Open new markets: If your podcast gains traction in your marketplace you will be positively gobsmacked by the diverse leads you obtain from markets you never knew existed or you had yet to tap. Furthermore, if you have a service business that isn’t restricted geographically, you may find leads appearing from the other side of the world on a regular intervals from die-hard fans! That is a trip, I tell you!

Connections: the free nature and ease of access to podcasts provides a valuable opportunity to connect and affect listeners through storytelling. Where stories in written form can be powerful, the same story spoken with eloquence and passion can move people to action and create a more lasting connection with the story and/or the speaker.

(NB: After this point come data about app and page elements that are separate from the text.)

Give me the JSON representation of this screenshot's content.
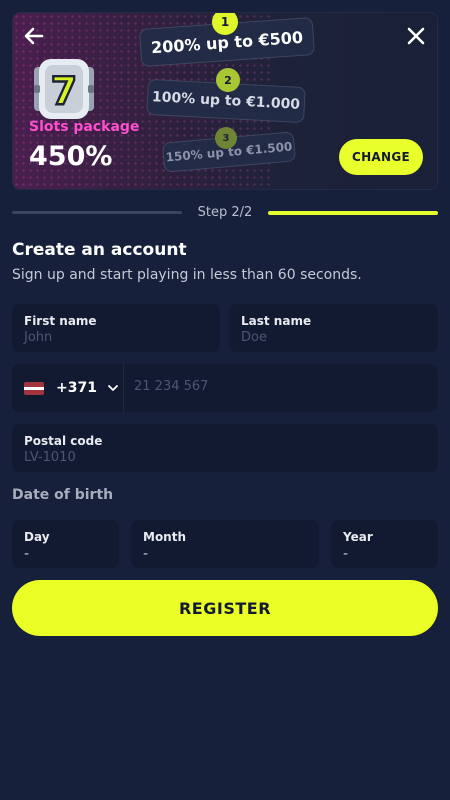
{
  "promo": {
    "package_label": "Slots package",
    "package_value": "450%",
    "tiers": [
      {
        "number": "1",
        "text": "200% up to €500"
      },
      {
        "number": "2",
        "text": "100% up to €1.000"
      },
      {
        "number": "3",
        "text": "150% up to €1.500"
      }
    ],
    "change_label": "CHANGE",
    "slot_symbol": "7",
    "icons": {
      "back": "arrow-left-icon",
      "close": "close-icon",
      "slot": "slot-machine-icon"
    }
  },
  "step": {
    "label": "Step 2/2",
    "progress": 1.0
  },
  "header": {
    "title": "Create an account",
    "subtitle": "Sign up and start playing in less than 60 seconds."
  },
  "form": {
    "first_name": {
      "label": "First name",
      "placeholder": "John"
    },
    "last_name": {
      "label": "Last name",
      "placeholder": "Doe"
    },
    "phone": {
      "country_flag": "Latvia",
      "dial_code": "+371",
      "placeholder": "21 234 567"
    },
    "postal_code": {
      "label": "Postal code",
      "placeholder": "LV-1010"
    },
    "dob": {
      "label": "Date of birth",
      "day": {
        "label": "Day",
        "value": "-"
      },
      "month": {
        "label": "Month",
        "value": "-"
      },
      "year": {
        "label": "Year",
        "value": "-"
      }
    },
    "register_label": "REGISTER"
  },
  "colors": {
    "background": "#16203a",
    "accent": "#e9ff26",
    "package_label": "#ff4fd0",
    "field_background": "#111a30"
  }
}
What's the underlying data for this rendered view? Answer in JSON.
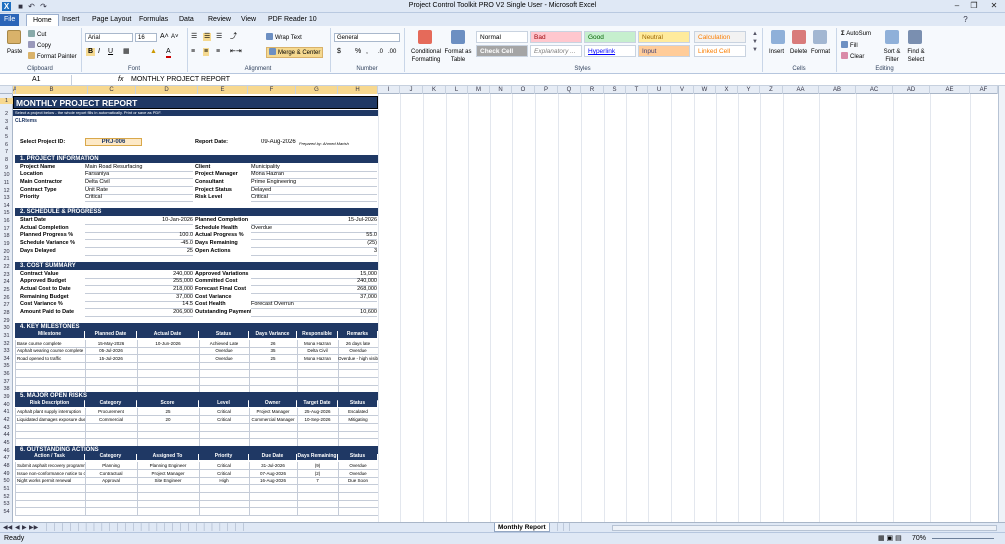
{
  "window": {
    "title": "Project Control Toolkit PRO V2 Single User - Microsoft Excel"
  },
  "menu_tabs": [
    "File",
    "Home",
    "Insert",
    "Page Layout",
    "Formulas",
    "Data",
    "Review",
    "View",
    "PDF Reader 10"
  ],
  "ribbon": {
    "clipboard": {
      "paste": "Paste",
      "cut": "Cut",
      "copy": "Copy",
      "format_painter": "Format Painter",
      "group": "Clipboard"
    },
    "font": {
      "name": "Arial",
      "size": "16",
      "group": "Font"
    },
    "alignment": {
      "wrap": "Wrap Text",
      "merge": "Merge & Center",
      "group": "Alignment"
    },
    "number": {
      "format": "General",
      "group": "Number"
    },
    "styles": {
      "conditional": "Conditional Formatting",
      "format_table": "Format as Table",
      "group": "Styles",
      "gallery": [
        {
          "label": "Normal",
          "bg": "#ffffff",
          "fg": "#000000"
        },
        {
          "label": "Bad",
          "bg": "#ffc7ce",
          "fg": "#9c0006"
        },
        {
          "label": "Good",
          "bg": "#c6efce",
          "fg": "#006100"
        },
        {
          "label": "Neutral",
          "bg": "#ffeb9c",
          "fg": "#9c6500"
        },
        {
          "label": "Calculation",
          "bg": "#f2f2f2",
          "fg": "#fa7d00"
        },
        {
          "label": "Check Cell",
          "bg": "#a5a5a5",
          "fg": "#ffffff"
        },
        {
          "label": "Explanatory ...",
          "bg": "#ffffff",
          "fg": "#7f7f7f"
        },
        {
          "label": "Hyperlink",
          "bg": "#ffffff",
          "fg": "#0000ff"
        },
        {
          "label": "Input",
          "bg": "#ffcc99",
          "fg": "#3f3f76"
        },
        {
          "label": "Linked Cell",
          "bg": "#ffffff",
          "fg": "#fa7d00"
        }
      ]
    },
    "cells": {
      "insert": "Insert",
      "delete": "Delete",
      "format": "Format",
      "group": "Cells"
    },
    "editing": {
      "autosum": "AutoSum",
      "fill": "Fill",
      "clear": "Clear",
      "sort": "Sort & Filter",
      "find": "Find & Select",
      "group": "Editing"
    }
  },
  "formula_bar": {
    "name_box": "A1",
    "fx": "fx",
    "value": "MONTHLY PROJECT REPORT"
  },
  "columns": [
    "A",
    "B",
    "C",
    "D",
    "E",
    "F",
    "G",
    "H",
    "I",
    "J",
    "K",
    "L",
    "M",
    "N",
    "O",
    "P",
    "Q",
    "R",
    "S",
    "T",
    "U",
    "V",
    "W",
    "X",
    "Y",
    "Z",
    "AA",
    "AB",
    "AC",
    "AD",
    "AE",
    "AF"
  ],
  "rows": [
    "1",
    "2",
    "3",
    "4",
    "5",
    "6",
    "7",
    "8",
    "9",
    "10",
    "11",
    "12",
    "13",
    "14",
    "15",
    "16",
    "17",
    "18",
    "19",
    "20",
    "21",
    "22",
    "23",
    "24",
    "25",
    "26",
    "27",
    "28",
    "29",
    "30",
    "31",
    "32",
    "33",
    "34",
    "35",
    "36",
    "37",
    "38",
    "39",
    "40",
    "41",
    "42",
    "43",
    "44",
    "45",
    "46",
    "47",
    "48",
    "49",
    "50",
    "51",
    "52",
    "53",
    "54"
  ],
  "report": {
    "title": "MONTHLY PROJECT REPORT",
    "subtitle": "Select a project below - the whole report fills in automatically. Print or save as PDF.",
    "logo": "CLRtems",
    "select_label": "Select Project ID:",
    "project_id": "PRJ-006",
    "report_date_label": "Report Date:",
    "report_date": "09-Aug-2026",
    "prepared_by": "Prepared by: Ahmed Martsh",
    "s1": "1.  PROJECT INFORMATION",
    "info": [
      [
        "Project Name",
        "Main Road Resurfacing",
        "Client",
        "Municipality"
      ],
      [
        "Location",
        "Farsaniya",
        "Project Manager",
        "Mona Hazran"
      ],
      [
        "Main Contractor",
        "Delta Civil",
        "Consultant",
        "Prime Engineering"
      ],
      [
        "Contract Type",
        "Unit Rate",
        "Project Status",
        "Delayed"
      ],
      [
        "Priority",
        "Critical",
        "Risk Level",
        "Critical"
      ]
    ],
    "s2": "2.  SCHEDULE & PROGRESS",
    "sched": [
      [
        "Start Date",
        "10-Jan-2026",
        "Planned Completion",
        "15-Jul-2026"
      ],
      [
        "Actual Completion",
        "",
        "Schedule Health",
        "Overdue"
      ],
      [
        "Planned Progress %",
        "100.0",
        "Actual Progress %",
        "55.0"
      ],
      [
        "Schedule Variance %",
        "-45.0",
        "Days Remaining",
        "(25)"
      ],
      [
        "Days Delayed",
        "25",
        "Open Actions",
        "3"
      ]
    ],
    "s3": "3.  COST SUMMARY",
    "cost": [
      [
        "Contract Value",
        "240,000",
        "Approved Variations",
        "15,000"
      ],
      [
        "Approved Budget",
        "255,000",
        "Committed Cost",
        "240,000"
      ],
      [
        "Actual Cost to Date",
        "218,000",
        "Forecast Final Cost",
        "268,000"
      ],
      [
        "Remaining Budget",
        "37,000",
        "Cost Variance",
        "37,000"
      ],
      [
        "Cost Variance %",
        "14.5",
        "Cost Health",
        "Forecast Overrun"
      ],
      [
        "Amount Paid to Date",
        "206,900",
        "Outstanding Payment",
        "10,600"
      ]
    ],
    "s4": "4.  KEY MILESTONES",
    "ms_head": [
      "Milestone",
      "Planned Date",
      "Actual Date",
      "Status",
      "Days Variance",
      "Responsible",
      "Remarks"
    ],
    "ms": [
      [
        "Base course complete",
        "15-May-2026",
        "10-Jun-2026",
        "Achieved Late",
        "26",
        "Mona Hazran",
        "26 days late"
      ],
      [
        "Asphalt wearing course complete",
        "05-Jul-2026",
        "",
        "Overdue",
        "35",
        "Delta Civil",
        "Overdue"
      ],
      [
        "Road opened to traffic",
        "15-Jul-2026",
        "",
        "Overdue",
        "25",
        "Mona Hazran",
        "Overdue - high visibility"
      ]
    ],
    "s5": "5.  MAJOR OPEN RISKS",
    "rk_head": [
      "Risk Description",
      "Category",
      "Score",
      "Level",
      "Owner",
      "Target Date",
      "Status"
    ],
    "rk": [
      [
        "Asphalt plant supply interruption",
        "Procurement",
        "25",
        "Critical",
        "Project Manager",
        "25-Aug-2026",
        "Escalated"
      ],
      [
        "Liquidated damages exposure due",
        "Commercial",
        "20",
        "Critical",
        "Commercial Manager",
        "10-Sep-2026",
        "Mitigating"
      ]
    ],
    "s6": "6.  OUTSTANDING ACTIONS",
    "ac_head": [
      "Action / Task",
      "Category",
      "Assigned To",
      "Priority",
      "Due Date",
      "Days Remaining",
      "Status"
    ],
    "ac": [
      [
        "Submit asphalt recovery programme",
        "Planning",
        "Planning Engineer",
        "Critical",
        "31-Jul-2026",
        "(9)",
        "Overdue"
      ],
      [
        "Issue non-conformance notice to contractor",
        "Contractual",
        "Project Manager",
        "Critical",
        "07-Aug-2026",
        "(2)",
        "Overdue"
      ],
      [
        "Night works permit renewal",
        "Approval",
        "Site Engineer",
        "High",
        "16-Aug-2026",
        "7",
        "Due Soon"
      ]
    ]
  },
  "sheet_tabs": [
    "Monthly Report"
  ],
  "status": {
    "ready": "Ready",
    "zoom": "70%"
  }
}
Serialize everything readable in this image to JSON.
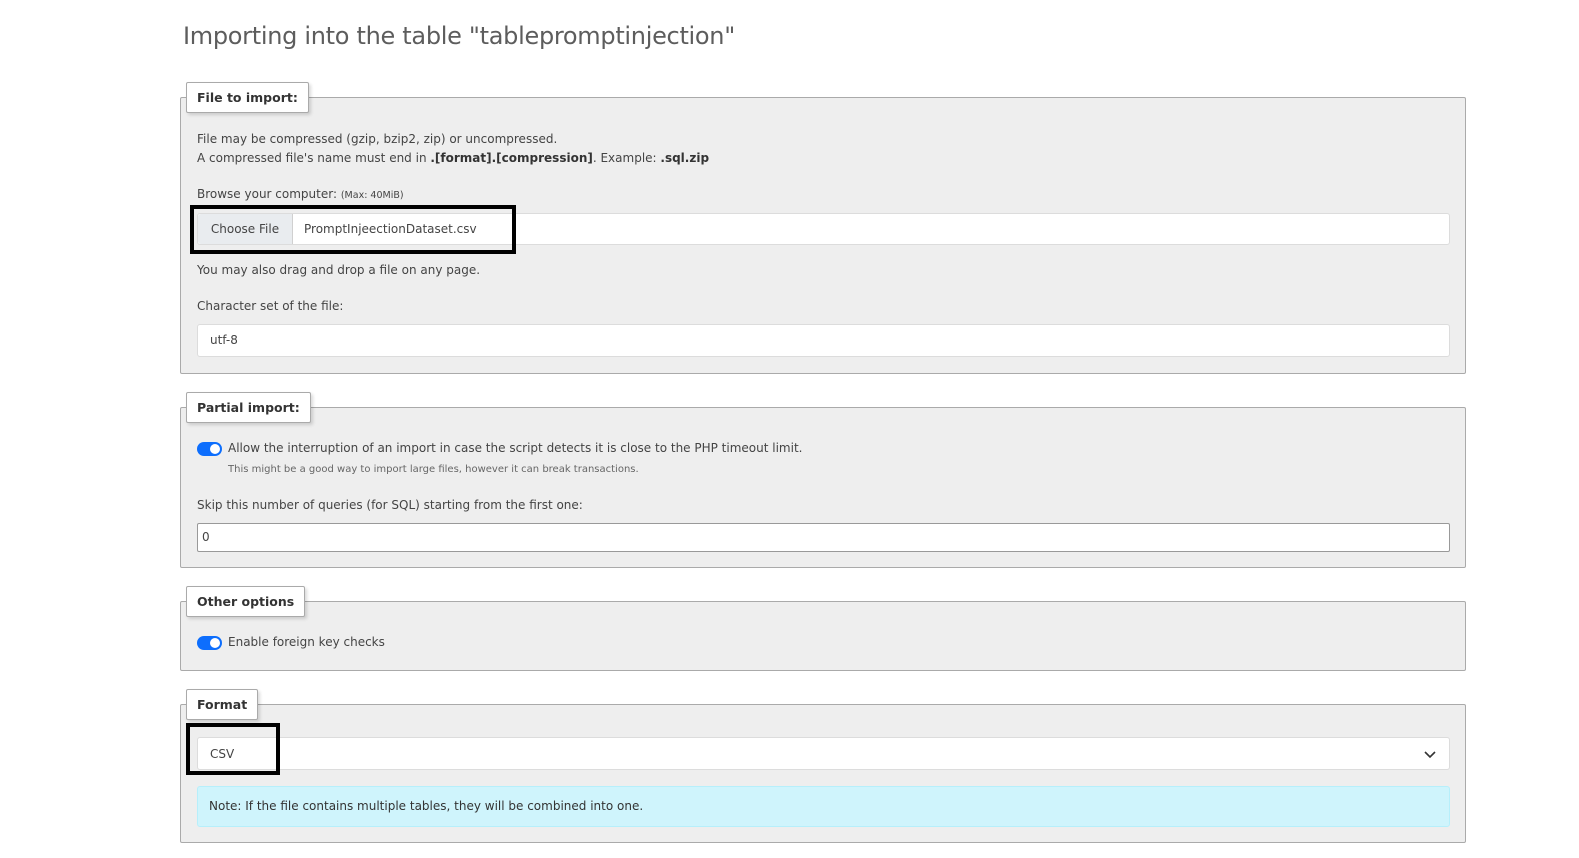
{
  "page_title": "Importing into the table \"tablepromptinjection\"",
  "file_section": {
    "legend": "File to import:",
    "compress_line1": "File may be compressed (gzip, bzip2, zip) or uncompressed.",
    "compress_line2_prefix": "A compressed file's name must end in ",
    "compress_line2_bold": ".[format].[compression]",
    "compress_line2_mid": ". Example: ",
    "compress_line2_example": ".sql.zip",
    "browse_label": "Browse your computer:",
    "browse_max": "(Max: 40MiB)",
    "choose_button": "Choose File",
    "file_name": "PromptInjeectionDataset.csv",
    "drag_hint": "You may also drag and drop a file on any page.",
    "charset_label": "Character set of the file:",
    "charset_value": "utf-8"
  },
  "partial_section": {
    "legend": "Partial import:",
    "allow_label": "Allow the interruption of an import in case the script detects it is close to the PHP timeout limit.",
    "allow_enabled": true,
    "allow_hint": "This might be a good way to import large files, however it can break transactions.",
    "skip_label": "Skip this number of queries (for SQL) starting from the first one:",
    "skip_value": "0"
  },
  "other_section": {
    "legend": "Other options",
    "fk_label": "Enable foreign key checks",
    "fk_enabled": true
  },
  "format_section": {
    "legend": "Format",
    "selected_format": "CSV",
    "note": "Note: If the file contains multiple tables, they will be combined into one."
  },
  "colors": {
    "toggle_on": "#0d6efd",
    "note_bg": "#cff4fc",
    "panel_bg": "#eeeeee"
  }
}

Low cost: The expense of creating and listing a podcast online for the masses to access it can cost as little as five dollars a month after buying some essential equipment.

DIY or Use a Podcast Service?

The next question is whether you choose to record, edit, and post your own podcast or to go with a podcasting service that can handle all of the details for you.

If you choose to do it yourself and you have your own computer, then you only need to buy a decent quality USB microphone like a Blue Snowball mic that runs around $84 or a Blue Yeti for $160. You can use the free Audacity software for PC/Mac to record and edit your podcasts. Lastly, you will need somewhere to publish, such as LibSyn, which is my go-to at just $5/month.

If you decide you don’t have the time to record, produce, and publish your own podcast, there are a growing number of service providers that will handle it all for you. As you might imagine, the price varies widely, but you can expect to pay around $100 per episode using an individual producer found on UpWork, or several hundred to a couple thousand per month if you use an agency that produces at the highest levels and includes marketing.

With that said, I hope I’ve been able to entice you into considering your own podcast, at least. I have found it to be a great opportunity for personal growth, increased sales, and an enjoyable break in my weekly grind.

Ross Dunn is the owner and CEO of StepForth Web Marketing and the host the podcast SEO 101 on WebmasterRadio.FM.

This article is from the October/November 2018 issue of Douglas